**Exercise goal**
Searching the material below, find each line that includes the word "discussed", and copy it.

Recorded data Start Marker

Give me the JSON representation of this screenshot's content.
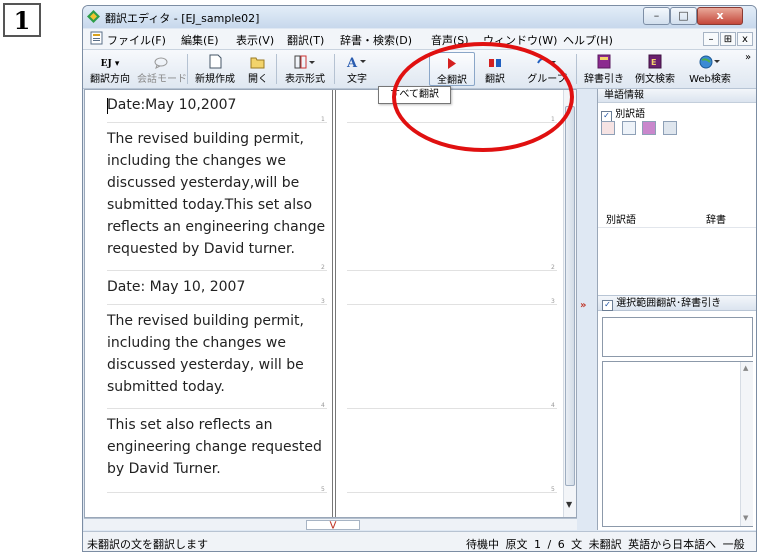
{
  "step_badge": "1",
  "window": {
    "title": "翻訳エディタ - [EJ_sample02]",
    "controls": {
      "minimize": "–",
      "maximize": "□",
      "close": "x"
    }
  },
  "menu": {
    "items": [
      "ファイル(F)",
      "編集(E)",
      "表示(V)",
      "翻訳(T)",
      "辞書・検索(D)",
      "音声(S)",
      "ウィンドウ(W)",
      "ヘルプ(H)"
    ],
    "mdi": [
      "–",
      "&#8862;",
      "x"
    ]
  },
  "toolbar": {
    "direction_top": "EJ ▾",
    "direction": "翻訳方向",
    "conversation_mode": "会話モード",
    "new": "新規作成",
    "open": "開く",
    "display_format": "表示形式",
    "text": "文字",
    "translate_all": "全翻訳",
    "translate": "翻訳",
    "group": "グループ",
    "dictionary_lookup": "辞書引き",
    "example_search": "例文検索",
    "web_search": "Web検索",
    "overflow": "»"
  },
  "tooltip": "すべて翻訳",
  "editor": {
    "segments": [
      {
        "lines": [
          "Date:May 10,2007"
        ],
        "num": "1"
      },
      {
        "lines": [
          "The revised building permit,",
          "including the changes we",
          "discussed yesterday,will be",
          "submitted today.This set also",
          "reflects an engineering change",
          "requested by David turner."
        ],
        "num": "2"
      },
      {
        "lines": [
          "Date: May 10, 2007"
        ],
        "num": "3"
      },
      {
        "lines": [
          "The revised building permit,",
          "including the changes we",
          "discussed yesterday, will be",
          "submitted today."
        ],
        "num": "4"
      },
      {
        "lines": [
          "This set also reflects an",
          "engineering change requested",
          "by David Turner."
        ],
        "num": "5"
      }
    ]
  },
  "right_panel": {
    "header": "単語情報",
    "alt_words_checkbox": "別訳語",
    "alt_words_checked": true,
    "col_alt_word": "別訳語",
    "col_dictionary": "辞書",
    "selection_checkbox": "選択範囲翻訳･辞書引き",
    "selection_checked": true
  },
  "status": {
    "left": "未翻訳の文を翻訳します",
    "right": "待機中 原文 1 / 6 文 未翻訳 英語から日本語へ 一般"
  },
  "colors": {
    "highlight_ellipse": "#e01010",
    "translate_all_icon": "#d42020",
    "translate_icon_left": "#d42020",
    "translate_icon_right": "#2060c0"
  }
}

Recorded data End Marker

**Written answer**
          "discussed yesterday,will be",
          "discussed yesterday, will be",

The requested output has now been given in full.